  • The extent to which the party was on notice that litigation was likely;
  • The reasonableness of the party’s efforts to preserve information;
  • Whether the party received a clear, reasonable request to preserve, which was subject to good-faith consultation;
  • The proportionality of the preservation efforts; and
  • Whether the party sought timely guidance from the court on any disputes about preservation.

Practical Implications Today
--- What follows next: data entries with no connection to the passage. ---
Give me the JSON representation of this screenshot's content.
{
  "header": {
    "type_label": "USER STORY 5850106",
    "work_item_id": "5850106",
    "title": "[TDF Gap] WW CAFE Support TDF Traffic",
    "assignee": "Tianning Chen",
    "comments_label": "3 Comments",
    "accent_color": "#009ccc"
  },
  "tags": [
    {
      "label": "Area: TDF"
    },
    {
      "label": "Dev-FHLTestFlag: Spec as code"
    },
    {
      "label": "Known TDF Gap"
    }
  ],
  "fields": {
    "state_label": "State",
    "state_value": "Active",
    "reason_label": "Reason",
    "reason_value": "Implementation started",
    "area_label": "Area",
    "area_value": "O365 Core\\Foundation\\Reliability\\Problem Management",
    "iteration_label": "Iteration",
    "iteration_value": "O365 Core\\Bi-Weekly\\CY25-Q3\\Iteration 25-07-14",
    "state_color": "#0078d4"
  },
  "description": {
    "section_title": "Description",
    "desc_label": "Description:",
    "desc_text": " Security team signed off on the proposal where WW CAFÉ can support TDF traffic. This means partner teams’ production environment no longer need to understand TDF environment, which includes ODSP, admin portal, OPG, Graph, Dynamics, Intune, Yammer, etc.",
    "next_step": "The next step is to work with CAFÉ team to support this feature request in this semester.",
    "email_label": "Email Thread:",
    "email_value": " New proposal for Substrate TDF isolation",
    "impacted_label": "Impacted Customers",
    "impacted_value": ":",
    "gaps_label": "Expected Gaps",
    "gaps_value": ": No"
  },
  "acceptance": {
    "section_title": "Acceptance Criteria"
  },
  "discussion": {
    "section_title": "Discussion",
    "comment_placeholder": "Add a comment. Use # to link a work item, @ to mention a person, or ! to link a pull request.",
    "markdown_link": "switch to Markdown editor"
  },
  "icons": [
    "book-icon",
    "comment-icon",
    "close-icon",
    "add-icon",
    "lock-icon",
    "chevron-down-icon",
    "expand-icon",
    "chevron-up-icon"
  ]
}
Regardless of whether the proposed Rule 37(e) ever takes effect, the efforts to draft it have revealed that the obligation to preserve discoverable information is too uncertain and too expensive in today’s environment of huge (and growing) volumes of electronic data. Something must be done, and the Advisory Committee suggests that two measures will bring significant improvement: (1) creating a uniform national standard for sanctions and curative measures, and (2) requiring bad faith or willful conduct before the most severe sanctions can be ordered.

In the meantime, what should litigants and potential litigants do? First, they can take comfort in the increased focus on proportionality, both in the suggested revisions to Rule 37(e) and in other proposed amendments to the civil rules. If preservation efforts are proportional and reasonable, sanctions are less likely to result from a loss of information.

Second, parties litigating in jurisdictions that have not imposed sanctions for merely negligent behavior can probably relax — the winds of change are not blowing in that direction, and courts that now require willfulness or bad faith likely will stay that way. If your jurisdiction does allow sanctions for negligent spoliation, and you find yourself accused of such negligence, point to the list of factors in the proposed new rule and make the factual argument that the loss of information was not even negligent.

Stay tuned as the proposed new Rule 37(e) makes its way into public comment – the debate promises to be lively!

Maureen O'Neill